• _Supplied material_:
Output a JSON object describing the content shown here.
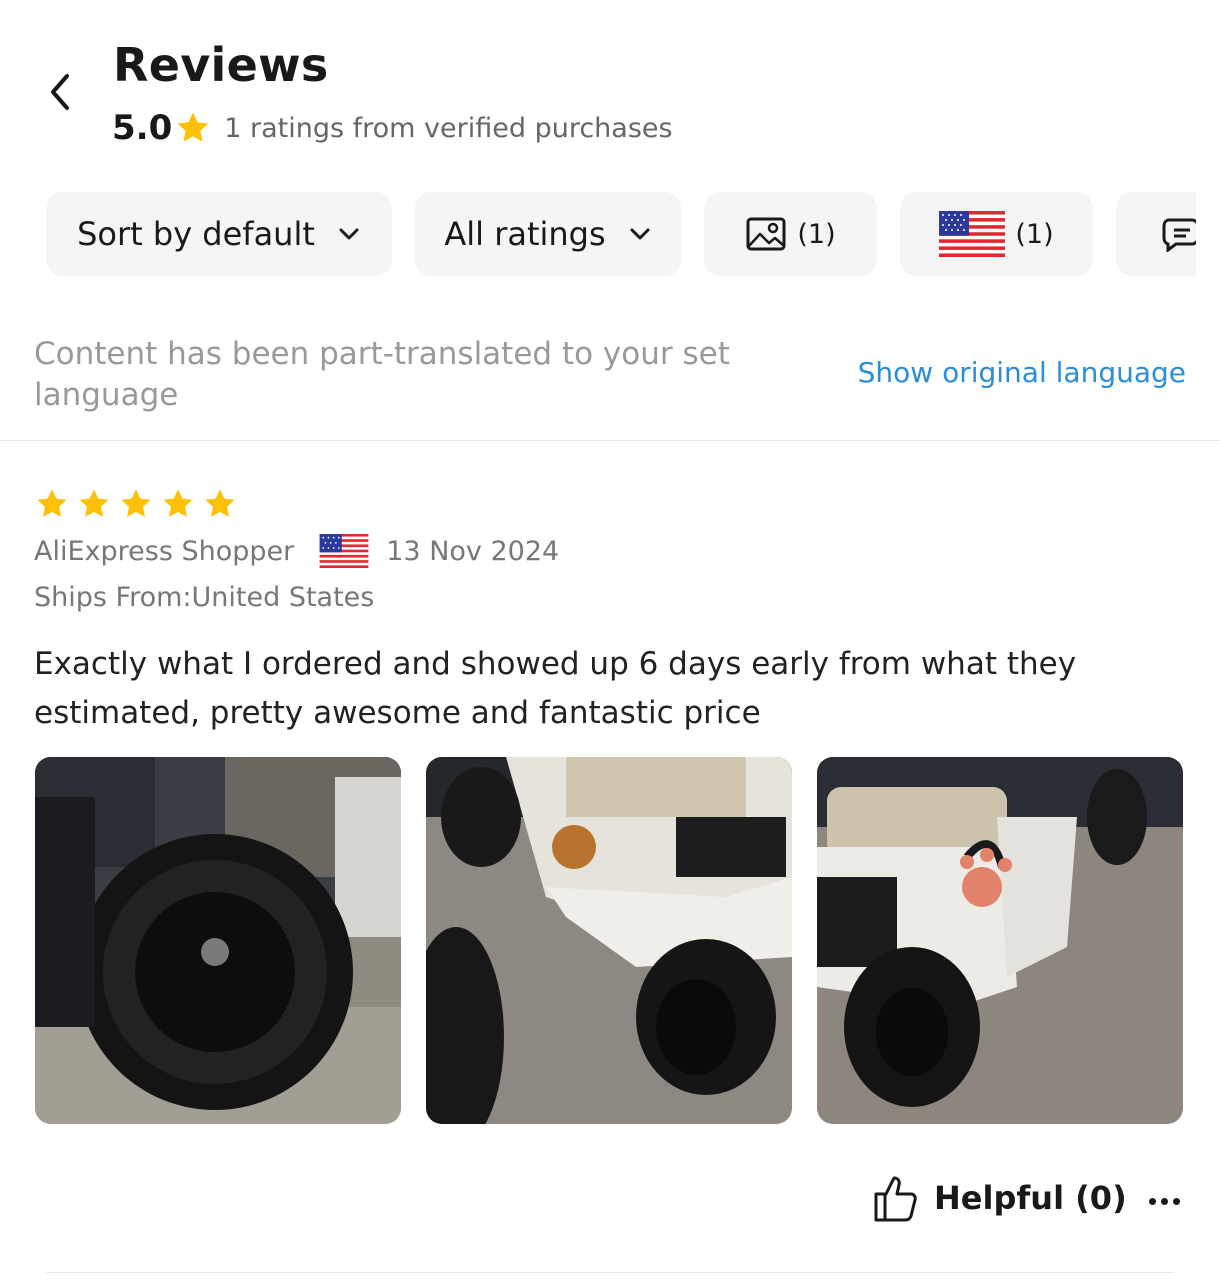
{
  "header": {
    "title": "Reviews",
    "rating_value": "5.0",
    "rating_summary": "1 ratings from verified purchases",
    "back_icon": "chevron-left-icon"
  },
  "filters": {
    "sort_label": "Sort by default",
    "ratings_label": "All ratings",
    "photos_count": "(1)",
    "country_count": "(1)",
    "photo_icon": "image-icon",
    "country_icon": "us-flag-icon",
    "extra_icon": "comment-icon"
  },
  "translation": {
    "notice": "Content has been part-translated to your set language",
    "show_original": "Show original language"
  },
  "review": {
    "stars": 5,
    "reviewer": "AliExpress Shopper",
    "date": "13 Nov 2024",
    "ships_from": "Ships From:United States",
    "text": "Exactly what I ordered and showed up 6 days early from what they estimated, pretty awesome and fantastic price",
    "photo_count": 3,
    "helpful_label": "Helpful (0)"
  },
  "colors": {
    "star": "#FFC107",
    "link": "#2A8FD6",
    "chip_bg": "#F5F5F5",
    "muted_text": "#999999"
  }
}
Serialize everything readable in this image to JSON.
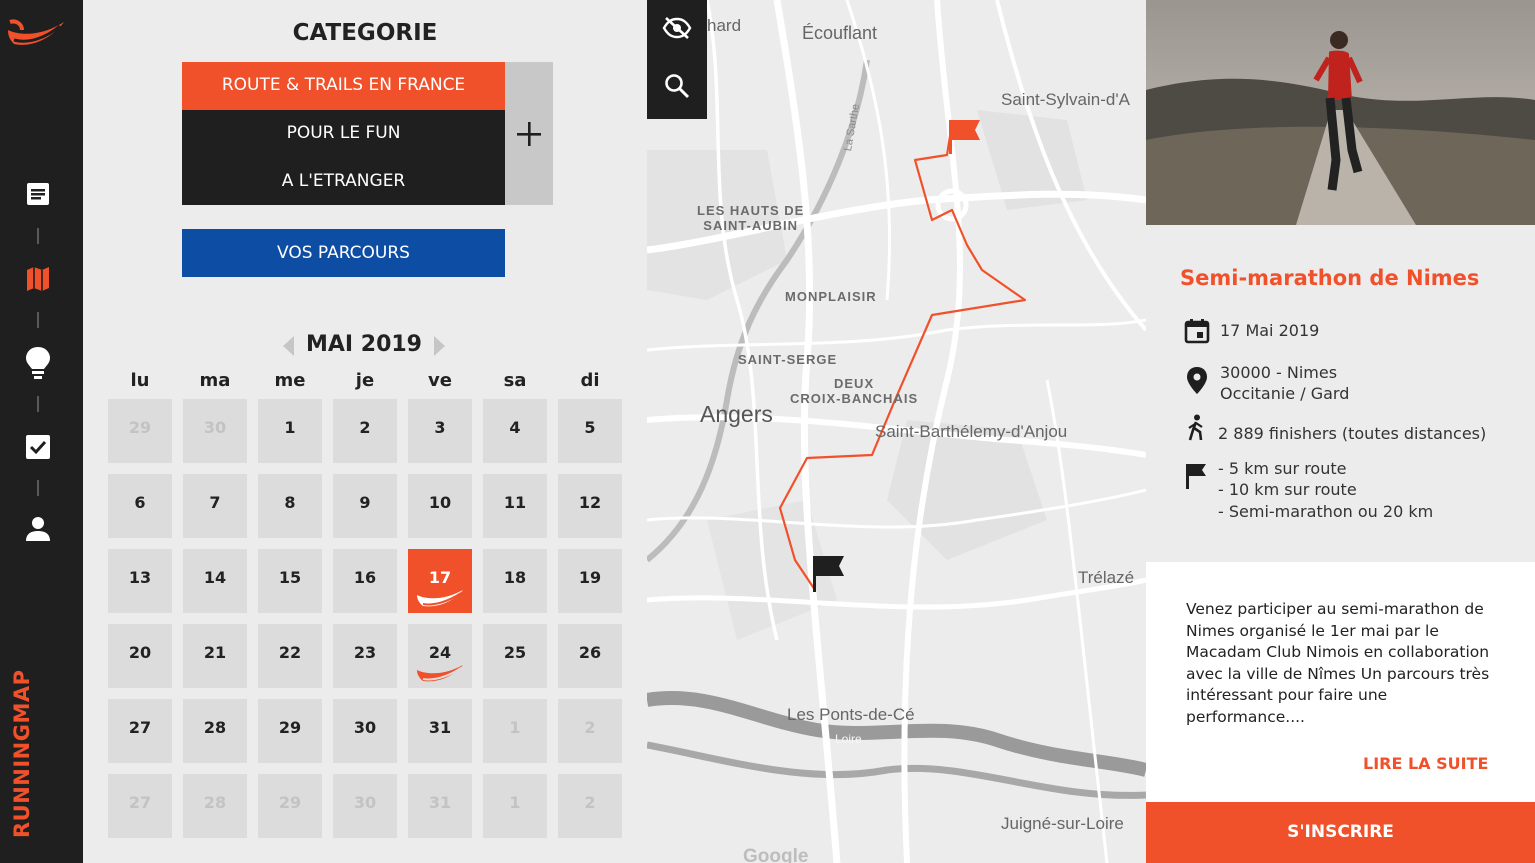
{
  "app": {
    "brand": "RUNNINGMAP"
  },
  "nav": {
    "items": [
      {
        "icon": "article-icon",
        "active": false
      },
      {
        "icon": "map-icon",
        "active": true
      },
      {
        "icon": "lightbulb-icon",
        "active": false
      },
      {
        "icon": "checkbox-icon",
        "active": false
      },
      {
        "icon": "user-icon",
        "active": false
      }
    ]
  },
  "categories": {
    "title": "CATEGORIE",
    "items": [
      "ROUTE & TRAILS  EN FRANCE",
      "POUR LE FUN",
      "A L'ETRANGER"
    ],
    "active_index": 0,
    "add_label": "+"
  },
  "parcours": {
    "label": "VOS PARCOURS"
  },
  "calendar": {
    "month": "MAI 2019",
    "weekdays": [
      "lu",
      "ma",
      "me",
      "je",
      "ve",
      "sa",
      "di"
    ],
    "weeks": [
      [
        {
          "d": "29",
          "m": true
        },
        {
          "d": "30",
          "m": true
        },
        {
          "d": "1"
        },
        {
          "d": "2"
        },
        {
          "d": "3"
        },
        {
          "d": "4"
        },
        {
          "d": "5"
        }
      ],
      [
        {
          "d": "6"
        },
        {
          "d": "7"
        },
        {
          "d": "8"
        },
        {
          "d": "9"
        },
        {
          "d": "10"
        },
        {
          "d": "11"
        },
        {
          "d": "12"
        }
      ],
      [
        {
          "d": "13"
        },
        {
          "d": "14"
        },
        {
          "d": "15"
        },
        {
          "d": "16"
        },
        {
          "d": "17",
          "sel": true,
          "event": true
        },
        {
          "d": "18"
        },
        {
          "d": "19"
        }
      ],
      [
        {
          "d": "20"
        },
        {
          "d": "21"
        },
        {
          "d": "22"
        },
        {
          "d": "23"
        },
        {
          "d": "24",
          "event": true
        },
        {
          "d": "25"
        },
        {
          "d": "26"
        }
      ],
      [
        {
          "d": "27"
        },
        {
          "d": "28"
        },
        {
          "d": "29"
        },
        {
          "d": "30"
        },
        {
          "d": "31"
        },
        {
          "d": "1",
          "m": true
        },
        {
          "d": "2",
          "m": true
        }
      ],
      [
        {
          "d": "27",
          "m": true
        },
        {
          "d": "28",
          "m": true
        },
        {
          "d": "29",
          "m": true
        },
        {
          "d": "30",
          "m": true
        },
        {
          "d": "31",
          "m": true
        },
        {
          "d": "1",
          "m": true
        },
        {
          "d": "2",
          "m": true
        }
      ]
    ]
  },
  "map": {
    "labels": {
      "hard": "hard",
      "ecouflant": "Écouflant",
      "saint_sylvain": "Saint-Sylvain-d'A",
      "hauts": "LES HAUTS DE\nSAINT-AUBIN",
      "monplaisir": "MONPLAISIR",
      "saint_serge": "SAINT-SERGE",
      "deux_croix": "DEUX\nCROIX-BANCHAIS",
      "angers": "Angers",
      "saint_barth": "Saint-Barthélemy-d'Anjou",
      "trelaze": "Trélazé",
      "ponts": "Les Ponts-de-Cé",
      "juigne": "Juigné-sur-Loire",
      "sarthe": "La Sarthe",
      "loire": "Loire",
      "google": "Google"
    },
    "route_color": "#f0512b",
    "tools": [
      {
        "icon": "eye-off-icon"
      },
      {
        "icon": "search-icon"
      }
    ]
  },
  "race": {
    "title": "Semi-marathon de Nimes",
    "date": "17 Mai 2019",
    "location_line1": "30000 - Nimes",
    "location_line2": "Occitanie / Gard",
    "finishers": "2 889 finishers (toutes distances)",
    "distances": [
      "- 5 km sur route",
      "- 10 km sur route",
      "- Semi-marathon ou 20 km"
    ],
    "description": "Venez participer au semi-marathon de Nimes organisé le 1er mai par le Macadam Club Nimois en collaboration avec la ville de Nîmes Un parcours très intéressant pour faire une performance....",
    "read_more": "LIRE LA SUITE",
    "register": "S'INSCRIRE"
  },
  "colors": {
    "accent": "#f0512b",
    "dark": "#1f1f1f",
    "blue": "#0e4da4"
  }
}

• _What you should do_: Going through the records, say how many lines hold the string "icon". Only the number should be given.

• _Solution_: 11